1. “Constitución Política de la República de Honduras de 1982,” Political Database of the Americas, Georgetown University (pdba.georgetown.edu).
2. Elisabeth Malkin, “Honduran President Is Ousted in Coup,” The New York Times, June 28, 2009.
3. Helene Cooper and Marc Lacey, “In a Coup in Honduras, Ghosts of Past U.S. Policies,” The New York Times, June 29, 2009.
4. Marc Lacey, “After Losing Honduras, Ousted Leader Wins International Support,” The New York Times, June 30, 2009.
5. William Booth and Juan Forero, “Honduran Military Ousts President,” The Washington Post, June 29, 2009.
6. José Córdoba and David Lubnow, “Honduran Officials Begin Talks on Country’s Political Future,” The Wall Street Journal, July 10, 2009.
7. Ginger Thompson, “Honduras Conflict Talks Yield Little Movement,” The New York Times, July 10, 2009; Marianela Jimenez, “No Easy End in Sight for Honduras Coup Crisis,” the Associated Press, July 11; Diana Logreira and Gesell Tobías, “41-46: Honduras un país dividido,” Voice of America, July 9, 2009.
8. Sara Miller Llana, “Honduras: Deciphering Poll Numbers,” Christian Science Monitor, July 14, 2009.
10. “Grijalva, Members of Congress Call on President Obama to Take Further Measures Against Honduran Coup Regime,” grijalva.house.gov, August 11, 2009.
11. Mike Soraghan, “Liberals Urge Obama to Do More on Honduras,” The Hill, August 11, 2009.
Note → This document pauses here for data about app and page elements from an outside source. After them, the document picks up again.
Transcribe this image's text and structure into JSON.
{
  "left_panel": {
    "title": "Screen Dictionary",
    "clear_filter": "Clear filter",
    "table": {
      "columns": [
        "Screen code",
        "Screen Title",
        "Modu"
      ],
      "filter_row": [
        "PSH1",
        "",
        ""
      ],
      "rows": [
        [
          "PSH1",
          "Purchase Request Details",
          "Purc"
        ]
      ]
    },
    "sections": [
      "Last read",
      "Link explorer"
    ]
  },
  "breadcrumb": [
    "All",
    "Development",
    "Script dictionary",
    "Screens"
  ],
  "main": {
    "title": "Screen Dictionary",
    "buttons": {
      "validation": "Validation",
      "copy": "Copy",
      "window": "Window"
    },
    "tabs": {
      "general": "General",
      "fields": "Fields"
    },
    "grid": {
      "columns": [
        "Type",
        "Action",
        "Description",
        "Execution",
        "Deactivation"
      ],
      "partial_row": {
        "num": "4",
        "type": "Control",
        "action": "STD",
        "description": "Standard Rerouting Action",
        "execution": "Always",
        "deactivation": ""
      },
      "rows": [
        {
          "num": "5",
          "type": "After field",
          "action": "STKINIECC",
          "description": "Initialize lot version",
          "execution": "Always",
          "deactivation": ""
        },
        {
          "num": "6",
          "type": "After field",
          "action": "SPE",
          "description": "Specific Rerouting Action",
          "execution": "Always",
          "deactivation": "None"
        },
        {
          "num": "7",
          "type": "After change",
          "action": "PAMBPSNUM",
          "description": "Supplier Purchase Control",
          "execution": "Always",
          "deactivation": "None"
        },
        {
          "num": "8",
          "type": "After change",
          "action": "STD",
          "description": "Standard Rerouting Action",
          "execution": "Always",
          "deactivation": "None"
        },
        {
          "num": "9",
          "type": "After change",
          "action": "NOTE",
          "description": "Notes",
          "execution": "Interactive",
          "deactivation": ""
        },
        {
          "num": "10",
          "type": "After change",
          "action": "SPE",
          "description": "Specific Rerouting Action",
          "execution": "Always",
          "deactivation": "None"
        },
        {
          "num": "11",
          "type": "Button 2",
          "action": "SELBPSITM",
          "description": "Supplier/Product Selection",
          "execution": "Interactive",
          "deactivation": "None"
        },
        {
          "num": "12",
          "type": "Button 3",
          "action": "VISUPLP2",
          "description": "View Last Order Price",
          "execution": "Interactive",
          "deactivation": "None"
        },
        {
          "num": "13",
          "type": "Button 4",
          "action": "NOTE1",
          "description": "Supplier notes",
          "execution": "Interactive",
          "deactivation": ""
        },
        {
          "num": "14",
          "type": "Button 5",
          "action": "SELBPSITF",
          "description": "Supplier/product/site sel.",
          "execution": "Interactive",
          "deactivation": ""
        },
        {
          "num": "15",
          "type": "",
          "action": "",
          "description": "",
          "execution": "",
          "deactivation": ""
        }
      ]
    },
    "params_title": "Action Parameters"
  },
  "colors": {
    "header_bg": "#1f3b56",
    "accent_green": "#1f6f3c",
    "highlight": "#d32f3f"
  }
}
12. Ginger Thompson, “Honduras Conflict Yields Little Movement,” The New York Times, July 11, 2009; Morgan Lee, “Zelaya Prepares Another Trip to Honduras Border,” the Associated Press, July 25, 2009; “Zelaya Asks for More International Support,” McClatchy Newspapers, July 27, 2009.
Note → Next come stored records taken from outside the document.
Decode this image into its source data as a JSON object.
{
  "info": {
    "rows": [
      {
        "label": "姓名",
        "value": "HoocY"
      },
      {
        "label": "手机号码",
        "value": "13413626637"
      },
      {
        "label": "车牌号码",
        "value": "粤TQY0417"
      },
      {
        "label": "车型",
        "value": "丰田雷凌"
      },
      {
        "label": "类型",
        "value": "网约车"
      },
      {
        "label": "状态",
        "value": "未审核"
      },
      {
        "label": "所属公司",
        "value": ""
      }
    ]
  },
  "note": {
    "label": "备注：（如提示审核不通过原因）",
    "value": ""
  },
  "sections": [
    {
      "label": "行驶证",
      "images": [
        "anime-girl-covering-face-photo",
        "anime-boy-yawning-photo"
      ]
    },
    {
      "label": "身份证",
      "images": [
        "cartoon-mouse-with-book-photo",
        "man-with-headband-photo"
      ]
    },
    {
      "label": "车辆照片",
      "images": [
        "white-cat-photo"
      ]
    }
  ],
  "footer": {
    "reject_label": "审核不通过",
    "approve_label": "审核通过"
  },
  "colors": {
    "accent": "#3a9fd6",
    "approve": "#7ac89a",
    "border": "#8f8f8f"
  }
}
13. “Honduras: Human Rights and Rule of Law at Serious Risk,” Amnesty International, June 29, 2009.
14. “Honduras: Intimidation of Media Workers and Protestors Rising,” Amnesty International, July 3, 2009.
15. “Honduras: OAS Should Press for Rights Protections,” José Miguel Vivanco, Human Rights Watch, July 2, 2009.
16. Ginger Thompson, “President’s Ouster Highlights a Divide in Honduras,” The New York Times, August 9, 2009.
17. “Obama Administration Should Demand an End to Coup Regime’s Killings in Honduras, CEPR Co-Director Urges,” press release, Center for Economic and Policy Research, August 13, 2009.